Data about app and page elements
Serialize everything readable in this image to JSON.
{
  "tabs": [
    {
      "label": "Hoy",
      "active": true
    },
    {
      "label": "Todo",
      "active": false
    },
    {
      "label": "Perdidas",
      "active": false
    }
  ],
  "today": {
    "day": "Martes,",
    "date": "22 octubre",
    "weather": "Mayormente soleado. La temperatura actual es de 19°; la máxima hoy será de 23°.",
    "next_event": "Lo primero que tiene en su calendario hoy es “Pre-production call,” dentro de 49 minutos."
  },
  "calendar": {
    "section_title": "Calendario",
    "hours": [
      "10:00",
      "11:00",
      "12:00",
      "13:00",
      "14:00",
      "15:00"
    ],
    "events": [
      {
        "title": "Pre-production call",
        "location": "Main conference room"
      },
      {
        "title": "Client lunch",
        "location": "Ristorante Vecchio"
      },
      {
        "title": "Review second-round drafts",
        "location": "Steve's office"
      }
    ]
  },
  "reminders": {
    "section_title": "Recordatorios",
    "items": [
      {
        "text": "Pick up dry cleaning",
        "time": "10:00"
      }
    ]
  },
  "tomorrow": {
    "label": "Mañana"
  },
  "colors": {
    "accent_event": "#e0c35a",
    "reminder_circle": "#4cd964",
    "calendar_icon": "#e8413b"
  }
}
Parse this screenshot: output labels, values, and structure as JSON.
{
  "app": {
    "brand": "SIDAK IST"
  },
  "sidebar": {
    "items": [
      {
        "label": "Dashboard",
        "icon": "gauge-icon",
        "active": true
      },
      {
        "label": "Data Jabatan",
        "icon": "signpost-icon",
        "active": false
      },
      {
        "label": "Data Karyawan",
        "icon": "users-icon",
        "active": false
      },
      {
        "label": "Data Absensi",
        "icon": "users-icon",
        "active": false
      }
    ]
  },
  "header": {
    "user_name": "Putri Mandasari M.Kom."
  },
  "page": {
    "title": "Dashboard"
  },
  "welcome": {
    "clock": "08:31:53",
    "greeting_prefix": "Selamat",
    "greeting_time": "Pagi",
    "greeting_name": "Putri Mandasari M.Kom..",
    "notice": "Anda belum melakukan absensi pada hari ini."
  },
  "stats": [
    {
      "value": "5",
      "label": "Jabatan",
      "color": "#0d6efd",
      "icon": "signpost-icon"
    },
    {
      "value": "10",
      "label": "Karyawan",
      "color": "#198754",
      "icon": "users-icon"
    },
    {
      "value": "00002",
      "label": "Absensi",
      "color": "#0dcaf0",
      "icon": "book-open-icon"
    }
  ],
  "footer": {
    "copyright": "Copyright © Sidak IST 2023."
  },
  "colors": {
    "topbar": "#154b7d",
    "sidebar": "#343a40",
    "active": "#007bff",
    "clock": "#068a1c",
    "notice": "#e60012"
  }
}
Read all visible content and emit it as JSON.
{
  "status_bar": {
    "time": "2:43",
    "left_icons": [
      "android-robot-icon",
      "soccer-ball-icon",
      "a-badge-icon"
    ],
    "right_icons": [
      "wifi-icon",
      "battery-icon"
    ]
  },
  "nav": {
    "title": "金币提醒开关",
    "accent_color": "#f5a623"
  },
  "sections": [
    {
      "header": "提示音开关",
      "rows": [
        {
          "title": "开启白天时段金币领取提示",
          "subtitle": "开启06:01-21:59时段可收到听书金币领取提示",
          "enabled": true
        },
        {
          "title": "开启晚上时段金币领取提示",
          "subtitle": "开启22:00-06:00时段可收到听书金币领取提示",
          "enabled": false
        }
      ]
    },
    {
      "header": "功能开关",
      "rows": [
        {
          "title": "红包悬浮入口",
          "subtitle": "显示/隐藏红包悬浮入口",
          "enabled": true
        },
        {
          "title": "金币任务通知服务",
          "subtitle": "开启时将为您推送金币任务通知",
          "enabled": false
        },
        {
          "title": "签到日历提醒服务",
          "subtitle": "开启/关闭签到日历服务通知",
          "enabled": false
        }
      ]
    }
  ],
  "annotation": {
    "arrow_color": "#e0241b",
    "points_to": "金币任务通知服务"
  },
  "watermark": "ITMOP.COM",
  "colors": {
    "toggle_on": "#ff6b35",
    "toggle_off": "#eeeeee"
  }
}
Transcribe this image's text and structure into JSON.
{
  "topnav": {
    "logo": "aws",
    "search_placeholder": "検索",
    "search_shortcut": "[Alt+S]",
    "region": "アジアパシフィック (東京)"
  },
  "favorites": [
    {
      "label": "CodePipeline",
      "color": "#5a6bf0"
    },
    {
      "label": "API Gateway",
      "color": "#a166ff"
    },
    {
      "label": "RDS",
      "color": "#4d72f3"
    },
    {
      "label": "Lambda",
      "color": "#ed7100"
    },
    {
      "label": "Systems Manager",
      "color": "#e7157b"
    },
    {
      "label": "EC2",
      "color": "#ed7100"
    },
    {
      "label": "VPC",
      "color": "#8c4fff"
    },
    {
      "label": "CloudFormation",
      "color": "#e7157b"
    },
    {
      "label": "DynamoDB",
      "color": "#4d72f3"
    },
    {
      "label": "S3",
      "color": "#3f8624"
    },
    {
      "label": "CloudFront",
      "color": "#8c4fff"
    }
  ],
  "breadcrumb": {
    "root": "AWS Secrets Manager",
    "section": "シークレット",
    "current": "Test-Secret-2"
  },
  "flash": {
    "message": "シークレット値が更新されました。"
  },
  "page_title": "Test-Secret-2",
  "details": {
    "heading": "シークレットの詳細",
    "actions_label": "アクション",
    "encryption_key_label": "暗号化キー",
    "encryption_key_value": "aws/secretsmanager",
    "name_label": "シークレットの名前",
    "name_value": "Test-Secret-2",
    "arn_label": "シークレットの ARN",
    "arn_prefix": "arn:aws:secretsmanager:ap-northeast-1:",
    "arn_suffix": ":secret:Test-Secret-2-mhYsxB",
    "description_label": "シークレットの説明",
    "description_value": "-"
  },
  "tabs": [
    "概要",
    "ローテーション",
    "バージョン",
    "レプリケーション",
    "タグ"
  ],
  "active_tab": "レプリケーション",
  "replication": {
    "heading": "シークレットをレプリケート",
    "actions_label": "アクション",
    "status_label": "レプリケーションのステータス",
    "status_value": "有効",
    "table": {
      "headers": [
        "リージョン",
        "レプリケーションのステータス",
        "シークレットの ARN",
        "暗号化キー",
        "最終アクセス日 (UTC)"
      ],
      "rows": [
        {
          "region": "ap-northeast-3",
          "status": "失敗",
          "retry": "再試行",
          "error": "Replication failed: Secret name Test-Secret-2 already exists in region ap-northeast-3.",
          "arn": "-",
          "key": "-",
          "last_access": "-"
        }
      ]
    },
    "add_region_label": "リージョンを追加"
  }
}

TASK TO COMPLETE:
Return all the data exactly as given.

RESULT:
Serialize everything readable in this image to JSON.
{
  "tabs": [
    {
      "label": "Hoy",
      "active": true
    },
    {
      "label": "Todo",
      "active": false
    },
    {
      "label": "Perdidas",
      "active": false
    }
  ],
  "today": {
    "day": "Martes,",
    "date": "22 octubre",
    "weather": "Mayormente soleado. La temperatura actual es de 19°; la máxima hoy será de 23°.",
    "next_event": "Lo primero que tiene en su calendario hoy es “Pre-production call,” dentro de 49 minutos."
  },
  "calendar": {
    "section_title": "Calendario",
    "hours": [
      "10:00",
      "11:00",
      "12:00",
      "13:00",
      "14:00",
      "15:00"
    ],
    "events": [
      {
        "title": "Pre-production call",
        "location": "Main conference room"
      },
      {
        "title": "Client lunch",
        "location": "Ristorante Vecchio"
      },
      {
        "title": "Review second-round drafts",
        "location": "Steve's office"
      }
    ]
  },
  "reminders": {
    "section_title": "Recordatorios",
    "items": [
      {
        "text": "Pick up dry cleaning",
        "time": "10:00"
      }
    ]
  },
  "tomorrow": {
    "label": "Mañana"
  },
  "colors": {
    "accent_event": "#e0c35a",
    "reminder_circle": "#4cd964",
    "calendar_icon": "#e8413b"
  }
}
Parse this screenshot: output labels, values, and structure as JSON.
{
  "app": {
    "brand": "SIDAK IST"
  },
  "sidebar": {
    "items": [
      {
        "label": "Dashboard",
        "icon": "gauge-icon",
        "active": true
      },
      {
        "label": "Data Jabatan",
        "icon": "signpost-icon",
        "active": false
      },
      {
        "label": "Data Karyawan",
        "icon": "users-icon",
        "active": false
      },
      {
        "label": "Data Absensi",
        "icon": "users-icon",
        "active": false
      }
    ]
  },
  "header": {
    "user_name": "Putri Mandasari M.Kom."
  },
  "page": {
    "title": "Dashboard"
  },
  "welcome": {
    "clock": "08:31:53",
    "greeting_prefix": "Selamat",
    "greeting_time": "Pagi",
    "greeting_name": "Putri Mandasari M.Kom..",
    "notice": "Anda belum melakukan absensi pada hari ini."
  },
  "stats": [
    {
      "value": "5",
      "label": "Jabatan",
      "color": "#0d6efd",
      "icon": "signpost-icon"
    },
    {
      "value": "10",
      "label": "Karyawan",
      "color": "#198754",
      "icon": "users-icon"
    },
    {
      "value": "00002",
      "label": "Absensi",
      "color": "#0dcaf0",
      "icon": "book-open-icon"
    }
  ],
  "footer": {
    "copyright": "Copyright © Sidak IST 2023."
  },
  "colors": {
    "topbar": "#154b7d",
    "sidebar": "#343a40",
    "active": "#007bff",
    "clock": "#068a1c",
    "notice": "#e60012"
  }
}
Read all visible content and emit it as JSON.
{
  "status_bar": {
    "time": "2:43",
    "left_icons": [
      "android-robot-icon",
      "soccer-ball-icon",
      "a-badge-icon"
    ],
    "right_icons": [
      "wifi-icon",
      "battery-icon"
    ]
  },
  "nav": {
    "title": "金币提醒开关",
    "accent_color": "#f5a623"
  },
  "sections": [
    {
      "header": "提示音开关",
      "rows": [
        {
          "title": "开启白天时段金币领取提示",
          "subtitle": "开启06:01-21:59时段可收到听书金币领取提示",
          "enabled": true
        },
        {
          "title": "开启晚上时段金币领取提示",
          "subtitle": "开启22:00-06:00时段可收到听书金币领取提示",
          "enabled": false
        }
      ]
    },
    {
      "header": "功能开关",
      "rows": [
        {
          "title": "红包悬浮入口",
          "subtitle": "显示/隐藏红包悬浮入口",
          "enabled": true
        },
        {
          "title": "金币任务通知服务",
          "subtitle": "开启时将为您推送金币任务通知",
          "enabled": false
        },
        {
          "title": "签到日历提醒服务",
          "subtitle": "开启/关闭签到日历服务通知",
          "enabled": false
        }
      ]
    }
  ],
  "annotation": {
    "arrow_color": "#e0241b",
    "points_to": "金币任务通知服务"
  },
  "watermark": "ITMOP.COM",
  "colors": {
    "toggle_on": "#ff6b35",
    "toggle_off": "#eeeeee"
  }
}
Transcribe this image's text and structure into JSON.
{
  "topnav": {
    "logo": "aws",
    "search_placeholder": "検索",
    "search_shortcut": "[Alt+S]",
    "region": "アジアパシフィック (東京)"
  },
  "favorites": [
    {
      "label": "CodePipeline",
      "color": "#5a6bf0"
    },
    {
      "label": "API Gateway",
      "color": "#a166ff"
    },
    {
      "label": "RDS",
      "color": "#4d72f3"
    },
    {
      "label": "Lambda",
      "color": "#ed7100"
    },
    {
      "label": "Systems Manager",
      "color": "#e7157b"
    },
    {
      "label": "EC2",
      "color": "#ed7100"
    },
    {
      "label": "VPC",
      "color": "#8c4fff"
    },
    {
      "label": "CloudFormation",
      "color": "#e7157b"
    },
    {
      "label": "DynamoDB",
      "color": "#4d72f3"
    },
    {
      "label": "S3",
      "color": "#3f8624"
    },
    {
      "label": "CloudFront",
      "color": "#8c4fff"
    }
  ],
  "breadcrumb": {
    "root": "AWS Secrets Manager",
    "section": "シークレット",
    "current": "Test-Secret-2"
  },
  "flash": {
    "message": "シークレット値が更新されました。"
  },
  "page_title": "Test-Secret-2",
  "details": {
    "heading": "シークレットの詳細",
    "actions_label": "アクション",
    "encryption_key_label": "暗号化キー",
    "encryption_key_value": "aws/secretsmanager",
    "name_label": "シークレットの名前",
    "name_value": "Test-Secret-2",
    "arn_label": "シークレットの ARN",
    "arn_prefix": "arn:aws:secretsmanager:ap-northeast-1:",
    "arn_suffix": ":secret:Test-Secret-2-mhYsxB",
    "description_label": "シークレットの説明",
    "description_value": "-"
  },
  "tabs": [
    "概要",
    "ローテーション",
    "バージョン",
    "レプリケーション",
    "タグ"
  ],
  "active_tab": "レプリケーション",
  "replication": {
    "heading": "シークレットをレプリケート",
    "actions_label": "アクション",
    "status_label": "レプリケーションのステータス",
    "status_value": "有効",
    "table": {
      "headers": [
        "リージョン",
        "レプリケーションのステータス",
        "シークレットの ARN",
        "暗号化キー",
        "最終アクセス日 (UTC)"
      ],
      "rows": [
        {
          "region": "ap-northeast-3",
          "status": "失敗",
          "retry": "再試行",
          "error": "Replication failed: Secret name Test-Secret-2 already exists in region ap-northeast-3.",
          "arn": "-",
          "key": "-",
          "last_access": "-"
        }
      ]
    },
    "add_region_label": "リージョンを追加"
  }
}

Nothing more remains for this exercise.